Task details —
Using the listing below, return every line that includes "text".

Material for this task —
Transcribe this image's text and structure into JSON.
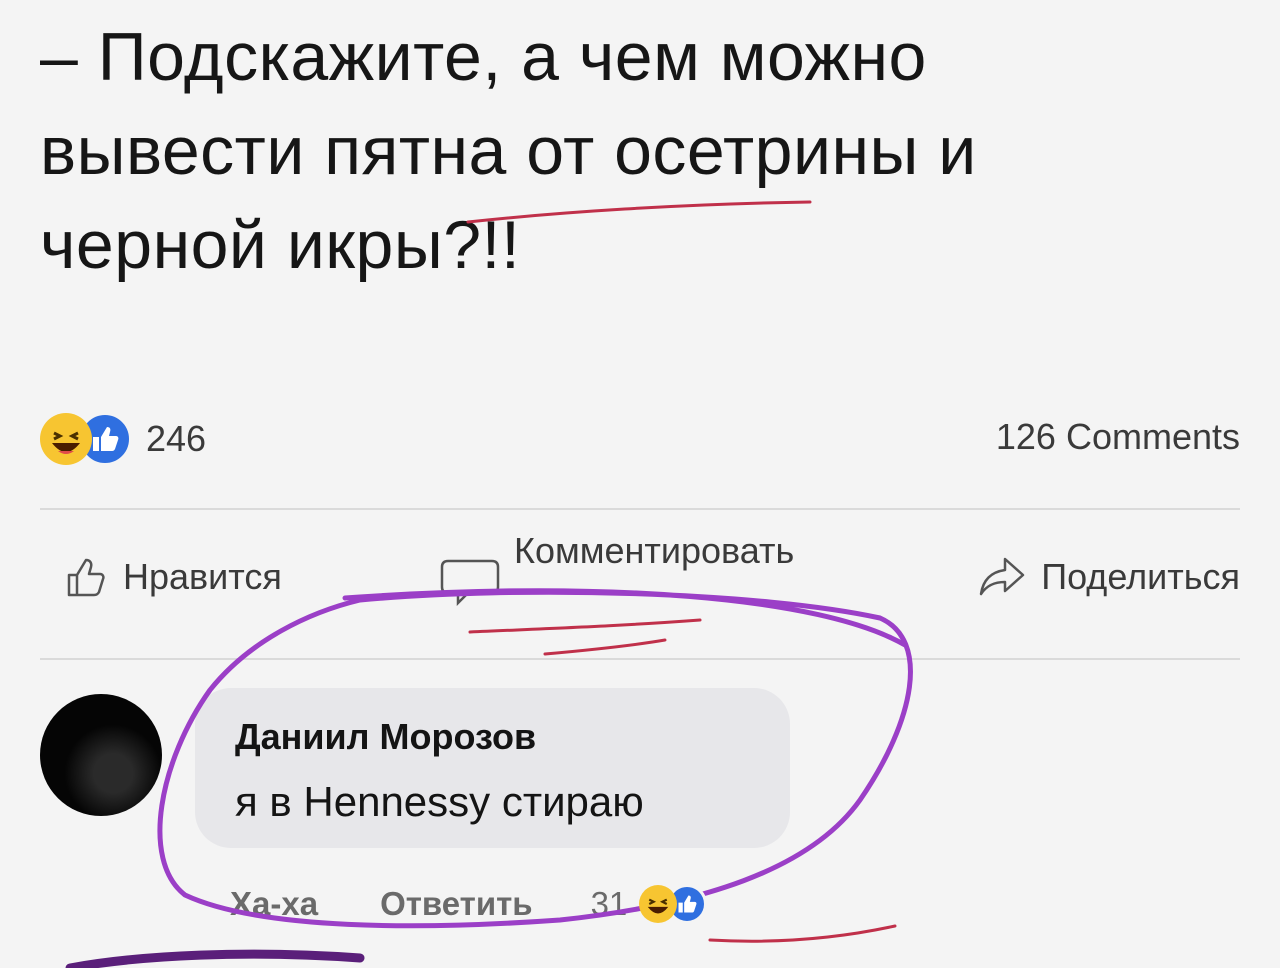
{
  "post": {
    "lines": [
      "– Подскажите, а чем можно",
      "вывести пятна от осетрины и",
      "черной икры?!!"
    ]
  },
  "stats": {
    "reaction_count": "246",
    "comments_label": "126 Comments"
  },
  "actions": {
    "like_label": "Нравится",
    "comment_label": "Комментировать",
    "share_label": "Поделиться"
  },
  "comment": {
    "author": "Даниил Морозов",
    "text": "я в Hennessy стираю",
    "haha_label": "Ха-ха",
    "reply_label": "Ответить",
    "reaction_count": "31"
  },
  "colors": {
    "annotation_red": "#c0304a",
    "annotation_purple": "#9b3fc7",
    "like_blue": "#2f6fe0",
    "haha_yellow": "#f7c531"
  }
}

Exercise answer —
Transcribe this image's text and structure into JSON.
    "text": "я в Hennessy стираю",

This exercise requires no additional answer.